The number of AIDS cases has been falling in recent years. In Brazil, the proportion of new cases in relation to the total population fell by 5.5% in one year, according to data from the Epidemiological Bulletin on HIV and AIDS of 2015 in the country. The number of deaths caused by the disease has also been declining: it decreased 26% in the last five years, due to the fact that 17 million people worldwide are receiving antiretroviral treatment, according to the report of the Joint United Nations Program on HIV/AIDS (UNAIDS).
But the numbers of the disease are still alarming. In Brazil alone, the number of AIDS-related deaths was estimated at 15,000 by UNAIDS in 2015. In addition, disinformation is another major challenge when talking about the disease: of the total number of Brazilians living with AIDS, the Ministry of Health projects that around 20% do not know they have the disease. This data shows how much information and prevention are important so that more people do not contract and transmit the disease.
Living with the disease
AIDS has no cure, but with the advancement of medicine and technology, it can be treated with drugs, thus considerably increasing the patient's survival and quality of life.
Brazil has today one of the highest coverage of antiretroviral therapy (ART) among low- and middle-income countries, with more than half (64%) of people living with HIV receiving ART, according to data from the Ministry of Health. ART prevents HIV from multiplying in the body. If the reproduction of HIV stops, then the body's immune cells are able to live longer and protect the body against infections. “The treatment aims to keep the viral load (in a simple way, the amount of virus in the patient's body) low. Periodic examinations allow verifying if the viral load remains low or if it has increased; in the latter case, the tests can also identify mutations in the virus and, as a consequence, which treatment changes should be made”, explains Eloisa Moreira, clinical research manager at Evidências - Kantar Health.
In addition to efforts to implant the use of ART, screening actions are crucial to starting treatment at the most favorable time.
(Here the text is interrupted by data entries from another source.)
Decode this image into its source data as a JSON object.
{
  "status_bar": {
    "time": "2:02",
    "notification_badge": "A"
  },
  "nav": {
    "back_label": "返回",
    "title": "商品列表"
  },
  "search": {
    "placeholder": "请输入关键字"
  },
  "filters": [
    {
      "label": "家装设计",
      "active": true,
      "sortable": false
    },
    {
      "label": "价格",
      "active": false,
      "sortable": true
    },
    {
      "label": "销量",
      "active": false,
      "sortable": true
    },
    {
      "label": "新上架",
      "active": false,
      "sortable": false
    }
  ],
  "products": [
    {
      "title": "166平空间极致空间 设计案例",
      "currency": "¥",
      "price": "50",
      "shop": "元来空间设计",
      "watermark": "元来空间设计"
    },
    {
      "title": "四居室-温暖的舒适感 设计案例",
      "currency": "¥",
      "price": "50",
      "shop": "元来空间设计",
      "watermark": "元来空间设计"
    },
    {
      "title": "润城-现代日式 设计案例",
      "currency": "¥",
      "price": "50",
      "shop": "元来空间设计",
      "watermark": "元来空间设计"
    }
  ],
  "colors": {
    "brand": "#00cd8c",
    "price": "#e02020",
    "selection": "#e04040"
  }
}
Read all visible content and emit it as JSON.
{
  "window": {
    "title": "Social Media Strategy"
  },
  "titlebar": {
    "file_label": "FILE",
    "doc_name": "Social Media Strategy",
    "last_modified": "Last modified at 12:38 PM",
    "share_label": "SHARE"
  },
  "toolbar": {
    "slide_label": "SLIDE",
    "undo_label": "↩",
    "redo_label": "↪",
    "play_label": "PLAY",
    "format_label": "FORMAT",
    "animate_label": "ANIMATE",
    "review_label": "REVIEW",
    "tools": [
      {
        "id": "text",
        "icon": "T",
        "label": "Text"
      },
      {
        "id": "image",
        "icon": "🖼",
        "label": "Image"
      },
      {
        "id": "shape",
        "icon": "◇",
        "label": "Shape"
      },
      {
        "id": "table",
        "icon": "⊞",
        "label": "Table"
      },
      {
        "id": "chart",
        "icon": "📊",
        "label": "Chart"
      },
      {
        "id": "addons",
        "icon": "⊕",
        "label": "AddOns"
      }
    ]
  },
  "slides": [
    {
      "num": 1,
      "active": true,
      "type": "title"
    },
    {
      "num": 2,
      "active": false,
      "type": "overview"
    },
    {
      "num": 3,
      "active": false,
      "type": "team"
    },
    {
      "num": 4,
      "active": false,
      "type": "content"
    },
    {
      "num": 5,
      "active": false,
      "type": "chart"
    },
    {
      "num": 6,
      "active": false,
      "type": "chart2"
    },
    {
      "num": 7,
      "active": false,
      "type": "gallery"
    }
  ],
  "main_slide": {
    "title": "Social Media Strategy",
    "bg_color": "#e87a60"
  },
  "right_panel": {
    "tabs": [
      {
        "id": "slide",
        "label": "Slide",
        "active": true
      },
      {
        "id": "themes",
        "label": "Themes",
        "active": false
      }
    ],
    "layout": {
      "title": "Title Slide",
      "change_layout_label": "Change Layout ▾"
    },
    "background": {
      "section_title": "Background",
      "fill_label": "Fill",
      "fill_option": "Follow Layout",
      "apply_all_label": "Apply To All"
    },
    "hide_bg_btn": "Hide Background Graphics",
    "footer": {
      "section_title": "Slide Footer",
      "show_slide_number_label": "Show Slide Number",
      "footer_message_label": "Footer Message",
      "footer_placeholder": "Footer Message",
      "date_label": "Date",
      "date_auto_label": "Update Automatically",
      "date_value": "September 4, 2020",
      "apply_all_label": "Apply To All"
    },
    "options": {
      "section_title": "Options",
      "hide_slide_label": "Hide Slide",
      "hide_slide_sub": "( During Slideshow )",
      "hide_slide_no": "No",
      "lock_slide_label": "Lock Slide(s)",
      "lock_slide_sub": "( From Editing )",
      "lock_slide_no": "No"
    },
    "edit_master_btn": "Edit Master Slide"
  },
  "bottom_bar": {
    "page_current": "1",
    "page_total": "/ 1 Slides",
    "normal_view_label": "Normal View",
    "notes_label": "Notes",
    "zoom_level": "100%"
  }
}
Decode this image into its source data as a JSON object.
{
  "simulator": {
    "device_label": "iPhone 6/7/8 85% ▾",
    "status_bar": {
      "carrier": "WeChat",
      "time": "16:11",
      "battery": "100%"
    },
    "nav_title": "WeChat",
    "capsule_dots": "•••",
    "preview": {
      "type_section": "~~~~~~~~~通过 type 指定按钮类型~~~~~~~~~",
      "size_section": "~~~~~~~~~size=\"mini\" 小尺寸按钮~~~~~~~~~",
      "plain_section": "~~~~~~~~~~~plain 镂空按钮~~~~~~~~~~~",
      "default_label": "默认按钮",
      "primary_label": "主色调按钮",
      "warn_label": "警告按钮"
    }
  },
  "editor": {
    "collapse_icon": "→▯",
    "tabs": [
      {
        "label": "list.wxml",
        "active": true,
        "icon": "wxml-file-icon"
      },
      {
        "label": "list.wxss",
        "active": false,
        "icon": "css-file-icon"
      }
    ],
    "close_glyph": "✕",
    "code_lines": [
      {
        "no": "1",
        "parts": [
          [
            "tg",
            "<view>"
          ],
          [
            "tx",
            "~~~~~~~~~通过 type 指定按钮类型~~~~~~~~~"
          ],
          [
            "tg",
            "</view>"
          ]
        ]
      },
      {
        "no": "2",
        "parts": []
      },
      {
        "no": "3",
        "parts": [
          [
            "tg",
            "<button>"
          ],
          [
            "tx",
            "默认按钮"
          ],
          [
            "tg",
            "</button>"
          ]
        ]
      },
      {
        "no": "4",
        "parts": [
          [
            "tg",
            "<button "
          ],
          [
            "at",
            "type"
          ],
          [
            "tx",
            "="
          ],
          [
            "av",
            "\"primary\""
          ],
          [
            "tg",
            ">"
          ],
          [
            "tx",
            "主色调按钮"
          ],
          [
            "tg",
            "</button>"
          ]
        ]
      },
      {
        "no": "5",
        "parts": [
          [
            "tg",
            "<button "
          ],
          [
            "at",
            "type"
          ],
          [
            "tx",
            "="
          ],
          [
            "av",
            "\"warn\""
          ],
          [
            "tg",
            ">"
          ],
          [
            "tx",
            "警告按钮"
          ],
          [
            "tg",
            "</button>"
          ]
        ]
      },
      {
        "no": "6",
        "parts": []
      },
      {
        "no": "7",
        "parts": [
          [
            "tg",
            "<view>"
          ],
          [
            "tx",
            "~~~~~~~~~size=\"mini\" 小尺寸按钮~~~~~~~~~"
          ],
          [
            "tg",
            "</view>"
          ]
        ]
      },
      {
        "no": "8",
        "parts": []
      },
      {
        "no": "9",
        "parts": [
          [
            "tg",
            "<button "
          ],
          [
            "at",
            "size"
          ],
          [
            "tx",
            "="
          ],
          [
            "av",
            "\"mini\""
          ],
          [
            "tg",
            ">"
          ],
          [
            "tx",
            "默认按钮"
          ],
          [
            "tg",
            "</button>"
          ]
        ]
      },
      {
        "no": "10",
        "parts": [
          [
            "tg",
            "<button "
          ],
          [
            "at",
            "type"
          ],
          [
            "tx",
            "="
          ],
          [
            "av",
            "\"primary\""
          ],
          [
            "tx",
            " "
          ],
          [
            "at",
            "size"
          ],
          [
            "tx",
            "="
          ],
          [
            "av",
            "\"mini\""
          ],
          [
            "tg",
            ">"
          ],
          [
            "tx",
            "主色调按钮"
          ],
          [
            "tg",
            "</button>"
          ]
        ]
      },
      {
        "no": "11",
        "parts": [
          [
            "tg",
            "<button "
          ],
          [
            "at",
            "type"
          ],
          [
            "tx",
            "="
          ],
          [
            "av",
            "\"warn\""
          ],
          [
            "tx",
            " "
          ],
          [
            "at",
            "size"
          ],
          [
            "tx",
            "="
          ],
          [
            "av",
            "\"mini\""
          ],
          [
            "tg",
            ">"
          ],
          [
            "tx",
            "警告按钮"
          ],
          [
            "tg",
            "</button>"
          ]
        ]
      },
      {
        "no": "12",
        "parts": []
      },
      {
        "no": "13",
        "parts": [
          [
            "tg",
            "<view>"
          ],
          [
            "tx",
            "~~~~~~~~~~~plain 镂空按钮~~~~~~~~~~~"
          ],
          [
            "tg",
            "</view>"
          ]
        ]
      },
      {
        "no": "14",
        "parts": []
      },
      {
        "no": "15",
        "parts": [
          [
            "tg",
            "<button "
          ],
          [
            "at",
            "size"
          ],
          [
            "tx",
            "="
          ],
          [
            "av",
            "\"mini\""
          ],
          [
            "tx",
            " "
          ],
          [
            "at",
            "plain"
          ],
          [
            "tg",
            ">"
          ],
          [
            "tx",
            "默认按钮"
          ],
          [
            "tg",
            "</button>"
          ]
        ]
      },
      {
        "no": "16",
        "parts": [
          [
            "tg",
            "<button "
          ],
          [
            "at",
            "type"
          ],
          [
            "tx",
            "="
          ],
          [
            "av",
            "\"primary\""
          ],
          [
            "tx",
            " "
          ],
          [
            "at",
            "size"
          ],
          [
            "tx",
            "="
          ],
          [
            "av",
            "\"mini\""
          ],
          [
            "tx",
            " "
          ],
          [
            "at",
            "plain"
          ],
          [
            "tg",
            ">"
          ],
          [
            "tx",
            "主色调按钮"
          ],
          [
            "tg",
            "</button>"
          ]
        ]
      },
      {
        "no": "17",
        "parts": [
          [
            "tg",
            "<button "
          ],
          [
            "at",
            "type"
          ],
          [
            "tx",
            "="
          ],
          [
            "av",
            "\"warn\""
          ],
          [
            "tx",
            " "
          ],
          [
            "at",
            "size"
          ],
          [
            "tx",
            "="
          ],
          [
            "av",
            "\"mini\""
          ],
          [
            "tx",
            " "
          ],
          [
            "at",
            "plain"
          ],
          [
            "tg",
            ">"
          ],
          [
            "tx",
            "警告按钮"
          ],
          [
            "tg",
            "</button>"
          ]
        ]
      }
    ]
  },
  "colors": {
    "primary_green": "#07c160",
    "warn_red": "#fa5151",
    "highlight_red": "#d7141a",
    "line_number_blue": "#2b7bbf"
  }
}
Encouraging diagnosis and early initiation of treatment, even before the onset of the first symptoms of the disease, reflects in reducing mortality and HIV morbidity. “It is important to do periodic examinations not only for the diagnosis, but also during the treatment of the disease”, emphasizes Moreira.